  • In older forms of English, when the pronoun thou was in active use, and verbs used -est for distinct second-person singular indicative forms, the verb need had the form needest, and had neededst for its past tense.
  • Similarly, when the ending -eth was in active use for third-person singular present indicative forms, the form needeth was used.
Synonyms
  • (desire): desire, wish for, would like, want, will (archaic)
  • (lack): be without, lack
  • (require): be in need of, require
Derived terms
  • a woman needs a man like a fish needs a bicycle
  • citation needed
  • needed, unneeded
  • need-to-know basis
Translations

References

Further reading

  • need at OneLook Dictionary Search
  • “need” in Webster’s Revised Unabridged Dictionary, G. & C. Merriam, 1913.
  • need in The Century Dictionary, New York, N.Y.: The Century Co., 1911.

Anagrams

  • Dene, Dené, Eden, Ende, deen, dene, eden, ende

Estonian

Pronoun

need (genitive nende, partitive neid)

  1. these, those

Declension

See also


West Frisian

Etymology

From Old Frisian nēd, nād, from Proto-Germanic *naudiz.

Noun

need c (plural neden)

  1. need

Derived terms

  • needgefal
  • needsaak

Further reading

  • “need”, in Wurdboek fan de Fryske taal (in Dutch), 2011
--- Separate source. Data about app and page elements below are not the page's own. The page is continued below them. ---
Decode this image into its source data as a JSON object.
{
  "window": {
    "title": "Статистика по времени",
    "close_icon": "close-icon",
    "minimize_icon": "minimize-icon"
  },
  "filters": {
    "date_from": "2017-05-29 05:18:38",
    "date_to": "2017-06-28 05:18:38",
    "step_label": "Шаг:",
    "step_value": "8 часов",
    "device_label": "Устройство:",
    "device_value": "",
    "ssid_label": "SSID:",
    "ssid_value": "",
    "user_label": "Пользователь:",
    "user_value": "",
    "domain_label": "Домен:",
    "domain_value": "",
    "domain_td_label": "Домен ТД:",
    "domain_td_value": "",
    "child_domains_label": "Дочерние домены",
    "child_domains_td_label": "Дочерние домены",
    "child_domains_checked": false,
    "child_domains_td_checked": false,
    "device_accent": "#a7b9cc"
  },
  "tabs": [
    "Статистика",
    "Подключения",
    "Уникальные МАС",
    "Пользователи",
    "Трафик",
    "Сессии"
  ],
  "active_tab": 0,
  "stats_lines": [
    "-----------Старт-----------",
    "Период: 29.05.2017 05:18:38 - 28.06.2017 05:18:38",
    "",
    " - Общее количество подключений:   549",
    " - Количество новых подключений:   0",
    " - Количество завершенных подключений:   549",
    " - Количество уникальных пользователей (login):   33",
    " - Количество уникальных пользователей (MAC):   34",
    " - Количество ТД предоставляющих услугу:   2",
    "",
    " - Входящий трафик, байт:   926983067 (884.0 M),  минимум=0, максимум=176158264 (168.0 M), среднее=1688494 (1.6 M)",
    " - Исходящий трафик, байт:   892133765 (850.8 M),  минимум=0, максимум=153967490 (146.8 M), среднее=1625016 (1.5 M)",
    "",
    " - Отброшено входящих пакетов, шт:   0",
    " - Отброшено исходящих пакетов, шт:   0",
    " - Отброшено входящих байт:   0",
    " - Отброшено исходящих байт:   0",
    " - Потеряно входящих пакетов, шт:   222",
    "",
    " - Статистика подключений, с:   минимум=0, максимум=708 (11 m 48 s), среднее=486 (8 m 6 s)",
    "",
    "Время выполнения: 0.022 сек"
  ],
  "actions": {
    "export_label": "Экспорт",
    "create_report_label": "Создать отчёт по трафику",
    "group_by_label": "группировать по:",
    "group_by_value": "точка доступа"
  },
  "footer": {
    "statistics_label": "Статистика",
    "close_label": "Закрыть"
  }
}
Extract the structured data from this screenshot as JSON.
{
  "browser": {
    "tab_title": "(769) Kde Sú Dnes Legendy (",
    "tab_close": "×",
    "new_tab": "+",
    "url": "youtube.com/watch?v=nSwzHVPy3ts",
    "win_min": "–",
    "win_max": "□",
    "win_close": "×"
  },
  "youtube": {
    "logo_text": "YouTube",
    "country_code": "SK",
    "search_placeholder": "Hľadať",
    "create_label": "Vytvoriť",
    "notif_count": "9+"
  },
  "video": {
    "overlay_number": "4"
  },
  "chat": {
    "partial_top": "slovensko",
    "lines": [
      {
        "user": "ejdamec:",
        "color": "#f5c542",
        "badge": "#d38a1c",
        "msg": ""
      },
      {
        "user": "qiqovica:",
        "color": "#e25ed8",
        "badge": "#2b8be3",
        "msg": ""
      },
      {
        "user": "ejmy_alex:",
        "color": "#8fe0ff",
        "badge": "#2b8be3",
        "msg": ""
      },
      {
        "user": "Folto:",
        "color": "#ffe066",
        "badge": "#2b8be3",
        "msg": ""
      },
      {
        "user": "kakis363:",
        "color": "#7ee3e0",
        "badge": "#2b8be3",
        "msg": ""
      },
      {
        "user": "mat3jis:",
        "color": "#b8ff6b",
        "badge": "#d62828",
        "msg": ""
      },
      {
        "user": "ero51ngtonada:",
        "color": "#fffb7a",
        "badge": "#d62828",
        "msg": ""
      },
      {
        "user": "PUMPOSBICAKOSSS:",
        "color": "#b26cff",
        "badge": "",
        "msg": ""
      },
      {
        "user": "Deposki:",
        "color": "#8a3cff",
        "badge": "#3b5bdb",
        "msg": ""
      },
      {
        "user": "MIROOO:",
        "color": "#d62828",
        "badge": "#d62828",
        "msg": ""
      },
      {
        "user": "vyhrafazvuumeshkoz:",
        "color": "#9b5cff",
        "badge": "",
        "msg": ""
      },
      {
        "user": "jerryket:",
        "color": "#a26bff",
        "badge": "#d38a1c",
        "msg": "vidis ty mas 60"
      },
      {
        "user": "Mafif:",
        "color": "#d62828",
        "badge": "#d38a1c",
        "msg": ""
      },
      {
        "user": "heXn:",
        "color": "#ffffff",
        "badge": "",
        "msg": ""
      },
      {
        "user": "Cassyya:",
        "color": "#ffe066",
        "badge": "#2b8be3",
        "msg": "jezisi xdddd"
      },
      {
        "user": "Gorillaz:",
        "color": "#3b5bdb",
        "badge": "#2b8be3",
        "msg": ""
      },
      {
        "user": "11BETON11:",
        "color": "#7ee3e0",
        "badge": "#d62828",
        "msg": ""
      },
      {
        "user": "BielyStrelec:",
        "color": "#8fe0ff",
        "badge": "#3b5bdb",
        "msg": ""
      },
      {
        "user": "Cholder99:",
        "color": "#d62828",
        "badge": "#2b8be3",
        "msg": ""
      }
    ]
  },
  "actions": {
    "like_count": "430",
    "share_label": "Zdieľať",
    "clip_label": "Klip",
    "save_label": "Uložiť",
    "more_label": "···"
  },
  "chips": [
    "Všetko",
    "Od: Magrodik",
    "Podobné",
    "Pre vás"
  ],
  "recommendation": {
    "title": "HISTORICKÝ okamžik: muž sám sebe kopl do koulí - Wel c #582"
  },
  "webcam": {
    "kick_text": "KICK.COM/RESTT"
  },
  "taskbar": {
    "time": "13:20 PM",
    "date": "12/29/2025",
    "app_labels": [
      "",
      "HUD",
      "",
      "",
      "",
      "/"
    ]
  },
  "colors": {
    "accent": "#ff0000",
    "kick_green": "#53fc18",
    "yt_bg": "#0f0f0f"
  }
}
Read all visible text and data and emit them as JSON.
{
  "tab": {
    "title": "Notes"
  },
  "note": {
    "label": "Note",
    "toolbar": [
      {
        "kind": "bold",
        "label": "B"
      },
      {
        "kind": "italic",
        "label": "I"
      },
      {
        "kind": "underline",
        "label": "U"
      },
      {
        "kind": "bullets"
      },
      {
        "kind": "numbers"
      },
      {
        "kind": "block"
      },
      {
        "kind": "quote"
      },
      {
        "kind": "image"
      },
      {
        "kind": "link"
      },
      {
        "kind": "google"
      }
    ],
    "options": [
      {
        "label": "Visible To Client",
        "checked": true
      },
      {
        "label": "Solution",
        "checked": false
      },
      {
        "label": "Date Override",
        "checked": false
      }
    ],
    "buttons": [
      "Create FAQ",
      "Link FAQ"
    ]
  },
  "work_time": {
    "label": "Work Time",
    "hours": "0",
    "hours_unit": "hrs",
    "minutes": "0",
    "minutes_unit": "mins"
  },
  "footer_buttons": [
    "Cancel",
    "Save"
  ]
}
Source: wiktionary.org
  • to have an urgent or essential use for.
    (source: Collins Scrabble Dictionary)